Infinite loop

Going through it together, vladimir immediately returns 1, so it halts in pretty much 1 step.

So yes, this does not loop forever. To figure out the value of nabokov, we call nabokov, which causes us to call nabokov, which causes us to call nabokov. This is one of those infinite loops.

We never actually get a value out of this. We call ourselves over and over again. This procedure does not halt. You might be thinking, "Oh, eventually we will run out of stack space," or more prosaic concerns like that, but remember here I want you to think in the abstract. We're assuming this mythical halts procedure.

How about pale? X is 0, while True, x is x + 1. We actually looked at this before. This loop does not halt, does not terminate.

How about fire? We start out with x is 0 and y is 1000, and as long as x is less than y, we add 2 to x and we add y to 1.

After a little bit, this will be 2 and 1001, then this will be 4 and 1002, this will be 6 and 1003.

And although it doesn't look like it now, eventually x will catch up to y because x is growing twice as fast.

For example, after 1000 steps, x will be 2000 and y will also be 2000, at which point we'll break out of this loop.

So fire does in fact halt.

Pale Fire was a 1962 novel by Nabokov. He's perhaps more famous for Lolita. He was a Russian author who did a lot of writing in English. All right. We didn't see anything bad.

That all looked fine. We could figure out just by staring at things whether they halted or not. Why am I predicting doom and gloom? We didn't have any problems.


Let's go through the possibilities.

Let's imagine for now that halts (tsif) is true-- that tsif terminates.

This means that after a finite number of steps, tsif must return a value.

Well, let's go through and see what that value is. We go in here, and if halts (tsif), well actually, we were just assuming that was true, so we'll definitely take this then branch. Uh-oh, we loop forever. So we assumed that tsif halted, but now we seem to be looping forever. That is a contradiction, and it makes me super unhappy.

By the way, cutely, sometimes people in mathematics-- rarely, but sometimes--draw crossed swords to show a contradiction. That's of course near and dear to my heart, so we'll use that.

So when we thought the procedure halted, its source code made it loop forever.

So if it's not one, it must be the other.

Let's try the other approach. Let's say that we think that tsif does not halt, so it should loop forever.

So let's run it and see it looping forever. We get in here, is halts (tsif) true? No, we just assumed it was false. Okay, so we go down to the else branch and we--oh--immediately return. That's kind of annoying because we were assuming that it doesn't halt--that it loops forever.

Neither of those options are possible.

This is also tricky.
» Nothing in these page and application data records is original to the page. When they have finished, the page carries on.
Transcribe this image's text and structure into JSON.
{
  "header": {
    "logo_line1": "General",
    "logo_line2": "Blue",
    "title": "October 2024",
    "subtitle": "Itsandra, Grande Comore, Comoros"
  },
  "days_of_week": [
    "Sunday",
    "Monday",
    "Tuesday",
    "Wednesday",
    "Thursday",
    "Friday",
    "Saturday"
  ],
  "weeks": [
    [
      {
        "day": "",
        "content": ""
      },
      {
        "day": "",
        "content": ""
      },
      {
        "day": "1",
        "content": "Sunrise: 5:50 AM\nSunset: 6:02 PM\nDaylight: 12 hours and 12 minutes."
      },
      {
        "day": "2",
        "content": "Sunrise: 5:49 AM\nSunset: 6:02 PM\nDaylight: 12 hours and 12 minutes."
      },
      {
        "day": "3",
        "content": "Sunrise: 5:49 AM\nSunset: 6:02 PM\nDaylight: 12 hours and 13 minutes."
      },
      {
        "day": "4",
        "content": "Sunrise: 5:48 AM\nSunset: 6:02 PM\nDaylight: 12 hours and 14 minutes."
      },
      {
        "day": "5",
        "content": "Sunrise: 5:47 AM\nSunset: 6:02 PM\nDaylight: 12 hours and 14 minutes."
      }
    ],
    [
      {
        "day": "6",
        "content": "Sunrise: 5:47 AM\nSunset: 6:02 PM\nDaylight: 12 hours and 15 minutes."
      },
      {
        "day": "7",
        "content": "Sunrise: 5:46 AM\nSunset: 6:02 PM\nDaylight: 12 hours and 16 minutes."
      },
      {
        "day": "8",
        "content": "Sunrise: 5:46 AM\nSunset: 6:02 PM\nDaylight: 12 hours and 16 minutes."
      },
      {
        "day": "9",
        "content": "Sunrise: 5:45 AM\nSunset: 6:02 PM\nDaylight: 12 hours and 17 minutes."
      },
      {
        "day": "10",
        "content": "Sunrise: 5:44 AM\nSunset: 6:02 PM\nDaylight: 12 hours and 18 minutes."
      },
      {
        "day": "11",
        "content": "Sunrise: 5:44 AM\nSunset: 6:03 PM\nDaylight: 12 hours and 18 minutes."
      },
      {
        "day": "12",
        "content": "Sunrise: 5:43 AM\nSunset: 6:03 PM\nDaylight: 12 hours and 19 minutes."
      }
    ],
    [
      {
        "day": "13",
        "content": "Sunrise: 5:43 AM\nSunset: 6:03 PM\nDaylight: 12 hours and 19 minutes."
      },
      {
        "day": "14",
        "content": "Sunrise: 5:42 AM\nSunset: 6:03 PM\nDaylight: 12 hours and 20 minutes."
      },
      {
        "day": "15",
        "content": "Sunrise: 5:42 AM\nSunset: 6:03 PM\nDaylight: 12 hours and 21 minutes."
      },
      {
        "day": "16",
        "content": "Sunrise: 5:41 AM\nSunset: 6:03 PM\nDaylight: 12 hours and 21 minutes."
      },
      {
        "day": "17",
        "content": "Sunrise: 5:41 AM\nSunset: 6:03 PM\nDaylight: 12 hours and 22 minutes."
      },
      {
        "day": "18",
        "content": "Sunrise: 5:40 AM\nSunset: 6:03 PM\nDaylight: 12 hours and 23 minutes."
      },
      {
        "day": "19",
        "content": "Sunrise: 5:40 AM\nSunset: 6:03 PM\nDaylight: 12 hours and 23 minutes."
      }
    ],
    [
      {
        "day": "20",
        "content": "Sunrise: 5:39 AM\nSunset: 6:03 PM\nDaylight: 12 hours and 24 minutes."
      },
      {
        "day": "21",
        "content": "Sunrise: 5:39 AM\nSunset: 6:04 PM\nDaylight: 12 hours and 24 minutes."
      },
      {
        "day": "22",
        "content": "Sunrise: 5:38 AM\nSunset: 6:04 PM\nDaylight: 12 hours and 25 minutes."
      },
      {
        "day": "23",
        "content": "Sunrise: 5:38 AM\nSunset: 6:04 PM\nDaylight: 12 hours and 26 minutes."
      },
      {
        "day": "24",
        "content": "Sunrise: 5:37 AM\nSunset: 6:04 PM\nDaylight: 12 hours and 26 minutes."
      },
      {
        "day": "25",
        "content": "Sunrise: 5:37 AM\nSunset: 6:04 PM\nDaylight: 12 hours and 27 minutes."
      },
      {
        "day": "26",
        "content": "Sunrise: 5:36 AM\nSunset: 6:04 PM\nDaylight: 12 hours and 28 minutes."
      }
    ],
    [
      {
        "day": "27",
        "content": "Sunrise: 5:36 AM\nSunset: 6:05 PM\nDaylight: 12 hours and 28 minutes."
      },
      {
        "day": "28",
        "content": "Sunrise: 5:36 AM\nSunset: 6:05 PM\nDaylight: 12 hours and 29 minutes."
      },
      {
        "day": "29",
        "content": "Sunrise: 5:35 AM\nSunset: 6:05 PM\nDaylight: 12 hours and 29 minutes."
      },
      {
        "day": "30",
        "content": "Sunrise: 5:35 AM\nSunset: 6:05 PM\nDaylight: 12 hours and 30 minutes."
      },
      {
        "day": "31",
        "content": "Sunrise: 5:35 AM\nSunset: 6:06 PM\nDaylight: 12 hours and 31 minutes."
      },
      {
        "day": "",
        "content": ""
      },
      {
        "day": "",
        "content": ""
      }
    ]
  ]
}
There is no possible value for halts that works out.

No matter what you do, it ends up being wrong.

And this is why we could never have a procedure like halts that worked in the real world.

Even if you thought it worked on some cases, there's one evil case, at least, where it doesn't. tsif--This Sentence is False.

It's a paradox, and the essence of a paradox like this is self reference.

This sentence talks about itself.

This sentence asserts its own falsehood.

Similarly, the source code for tsif talks about whether or not tsif halts.

This is the computer programming equivalent of a natural language paradox like this sentence is false.

If I ask you, is this sentence true? Well, that can't be right because then it would truthfully be asserting that it's false, so that's a contradiction.

If I ask you, is this sentence false? Well, then we'd invert it and have it be asserting that it was true.

Oh, another contradiction--none of these work.

It's the same problem in natural language or in computer science.

You may have heard a similar version of this called the Barber Paradox, which is typically phrased as something like the barber cuts the hair of each person in this village who does not cuts its own hair. The question is does the barber do a self haircut or not?

It's a lot like this sentence is false, but one level removed. You may also have heard Epimenides Paradox-- "All Cretans are liars. I'm a Cretan." Just like this sentence is false, but one step removed.

If tsif halts, then it loops forever. If tsif loops forever, then it halts. Both cases lead to a contradiction. Therefore, halts() cannot exist.